## Work required
What you return should be the lines of the data containing "heading", each in full.

## Data extract
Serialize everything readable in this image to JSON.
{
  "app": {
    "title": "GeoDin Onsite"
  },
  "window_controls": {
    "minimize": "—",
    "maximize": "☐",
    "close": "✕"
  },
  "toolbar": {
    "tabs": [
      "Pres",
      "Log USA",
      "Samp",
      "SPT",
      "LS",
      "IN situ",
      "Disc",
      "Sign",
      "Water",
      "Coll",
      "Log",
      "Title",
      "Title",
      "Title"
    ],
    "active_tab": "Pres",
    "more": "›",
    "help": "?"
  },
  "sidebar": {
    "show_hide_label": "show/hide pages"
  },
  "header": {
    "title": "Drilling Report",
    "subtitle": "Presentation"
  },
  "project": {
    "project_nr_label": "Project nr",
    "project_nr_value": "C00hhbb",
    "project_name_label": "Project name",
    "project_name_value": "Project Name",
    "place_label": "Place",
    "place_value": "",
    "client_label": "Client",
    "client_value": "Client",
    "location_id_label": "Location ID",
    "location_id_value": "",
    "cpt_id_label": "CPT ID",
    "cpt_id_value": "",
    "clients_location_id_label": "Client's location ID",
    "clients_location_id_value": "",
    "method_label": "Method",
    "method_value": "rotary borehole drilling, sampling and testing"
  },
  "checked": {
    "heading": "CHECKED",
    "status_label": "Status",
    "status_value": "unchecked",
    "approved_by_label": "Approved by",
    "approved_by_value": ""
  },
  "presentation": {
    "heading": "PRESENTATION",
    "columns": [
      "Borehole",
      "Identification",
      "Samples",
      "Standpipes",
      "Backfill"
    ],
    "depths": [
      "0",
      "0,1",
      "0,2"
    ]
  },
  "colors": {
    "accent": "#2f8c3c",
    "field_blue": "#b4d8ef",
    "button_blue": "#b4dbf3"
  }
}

## Result of the exercise
    "heading": "CHECKED",
    "heading": "PRESENTATION",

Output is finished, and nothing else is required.